Page:Lake Ngami.djvu/243

From Wikisource
Jump to navigation Jump to search
This page has been validated.

the thorns so tormenting, that I found it necessary to make immense détours, and even then all our clothes, pack-saddles, &c., were literally torn to ribbons.

The few days that we remained at Tunobis were spent profitably and pleasantly. Besides much interesting information of the country, derived from the Bushmen, part of which has since been substantiated, we had abundant shooting. From the absence of water within a distance of two or three days' journey of the place, the number of animals that nightly congregated here to quench their thirst was truly astonishing.

To give the reader an idea of the immense quantity of game hereabouts, I may mention that, in the course of the few days we remained at Tunobis, our party shot, among other animals, upward of thirty rhinoceroses. One night, indeed, when quite alone, I killed, in the space of five hours (independently of other game), no less than eight of those beasts, among which were three distinct species; and it is my belief that if I had persevered I might have destroyed double the number.[1] But I never took delight in useless slaughter. In our case, and I think I may say in all cases where I have been concerned in killing a great number of wild beasts, not a pound of flesh was ever wasted, for what we did not require for our own use was devoured by the natives.

As another evidence of the enormous quantity of game in this region, I may state that the fountain in question, which was a copious one—nay, apparently inexhaustible—was almost nightly drunk dry.

On several occasions I had narrow escapes from being gored by the horns of these ugly monsters.
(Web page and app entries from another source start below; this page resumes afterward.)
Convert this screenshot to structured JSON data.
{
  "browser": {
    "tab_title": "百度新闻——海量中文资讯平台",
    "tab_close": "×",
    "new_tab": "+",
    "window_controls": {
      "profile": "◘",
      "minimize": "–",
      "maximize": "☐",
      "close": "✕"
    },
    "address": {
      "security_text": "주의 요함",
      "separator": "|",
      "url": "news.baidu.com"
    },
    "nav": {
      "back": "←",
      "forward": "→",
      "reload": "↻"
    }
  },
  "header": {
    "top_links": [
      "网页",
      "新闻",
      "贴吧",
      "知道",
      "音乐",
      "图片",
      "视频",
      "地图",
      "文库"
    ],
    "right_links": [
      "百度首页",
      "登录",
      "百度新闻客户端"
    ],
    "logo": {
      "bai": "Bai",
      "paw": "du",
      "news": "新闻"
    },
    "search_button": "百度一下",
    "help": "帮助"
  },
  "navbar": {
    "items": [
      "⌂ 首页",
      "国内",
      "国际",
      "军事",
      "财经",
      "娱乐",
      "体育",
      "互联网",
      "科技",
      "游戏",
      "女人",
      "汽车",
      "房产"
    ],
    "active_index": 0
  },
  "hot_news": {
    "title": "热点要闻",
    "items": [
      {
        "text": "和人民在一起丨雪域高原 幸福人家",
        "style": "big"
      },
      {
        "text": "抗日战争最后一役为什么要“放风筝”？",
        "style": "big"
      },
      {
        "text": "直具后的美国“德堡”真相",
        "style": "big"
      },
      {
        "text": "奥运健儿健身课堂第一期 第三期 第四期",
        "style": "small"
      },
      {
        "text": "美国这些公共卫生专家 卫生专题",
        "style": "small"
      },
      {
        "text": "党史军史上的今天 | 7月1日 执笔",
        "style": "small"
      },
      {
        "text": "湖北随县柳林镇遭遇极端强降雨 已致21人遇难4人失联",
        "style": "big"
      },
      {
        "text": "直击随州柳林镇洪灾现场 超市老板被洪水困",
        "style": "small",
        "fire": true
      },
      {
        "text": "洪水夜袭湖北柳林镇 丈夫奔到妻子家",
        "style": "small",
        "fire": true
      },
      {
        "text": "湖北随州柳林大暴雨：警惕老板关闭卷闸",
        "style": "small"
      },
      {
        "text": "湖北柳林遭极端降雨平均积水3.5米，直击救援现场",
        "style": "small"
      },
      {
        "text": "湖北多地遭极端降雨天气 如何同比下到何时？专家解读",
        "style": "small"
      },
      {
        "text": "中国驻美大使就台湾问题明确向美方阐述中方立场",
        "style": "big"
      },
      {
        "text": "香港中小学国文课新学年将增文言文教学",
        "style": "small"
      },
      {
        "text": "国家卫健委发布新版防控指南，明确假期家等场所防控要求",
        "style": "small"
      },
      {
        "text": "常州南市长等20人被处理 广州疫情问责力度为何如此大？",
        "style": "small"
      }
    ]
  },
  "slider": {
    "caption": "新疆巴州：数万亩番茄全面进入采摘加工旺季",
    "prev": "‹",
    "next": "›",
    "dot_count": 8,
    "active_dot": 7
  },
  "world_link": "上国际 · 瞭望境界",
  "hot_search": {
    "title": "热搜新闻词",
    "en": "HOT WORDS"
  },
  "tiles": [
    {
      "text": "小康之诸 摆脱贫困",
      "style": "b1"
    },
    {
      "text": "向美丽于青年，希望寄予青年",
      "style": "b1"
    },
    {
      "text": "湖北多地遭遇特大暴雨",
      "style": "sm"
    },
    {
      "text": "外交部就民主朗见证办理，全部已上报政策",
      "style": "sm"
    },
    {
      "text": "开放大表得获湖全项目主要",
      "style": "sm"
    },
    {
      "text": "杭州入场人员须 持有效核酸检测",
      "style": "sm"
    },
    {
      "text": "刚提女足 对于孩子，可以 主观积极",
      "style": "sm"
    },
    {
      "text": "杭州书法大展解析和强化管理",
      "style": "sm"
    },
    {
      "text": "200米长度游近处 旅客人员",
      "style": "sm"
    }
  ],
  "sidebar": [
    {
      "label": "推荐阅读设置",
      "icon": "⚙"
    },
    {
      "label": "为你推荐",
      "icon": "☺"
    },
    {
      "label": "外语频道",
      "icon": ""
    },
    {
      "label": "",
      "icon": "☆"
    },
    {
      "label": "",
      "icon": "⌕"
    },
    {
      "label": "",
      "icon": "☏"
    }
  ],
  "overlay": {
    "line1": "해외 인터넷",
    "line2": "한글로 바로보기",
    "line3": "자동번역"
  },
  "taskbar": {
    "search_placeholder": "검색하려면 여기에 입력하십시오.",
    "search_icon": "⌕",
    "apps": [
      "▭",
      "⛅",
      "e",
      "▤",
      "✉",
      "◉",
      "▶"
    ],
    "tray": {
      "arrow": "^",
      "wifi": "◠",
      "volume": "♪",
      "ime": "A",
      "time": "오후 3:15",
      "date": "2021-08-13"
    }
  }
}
Thus one an-

  1. When we thus shot at night, we generally ensconced ourselves in a "skärm," that is, a small circular inclosure six or eight feet in diameter, the walls (usually consisting of loose stones) being about two feet in height.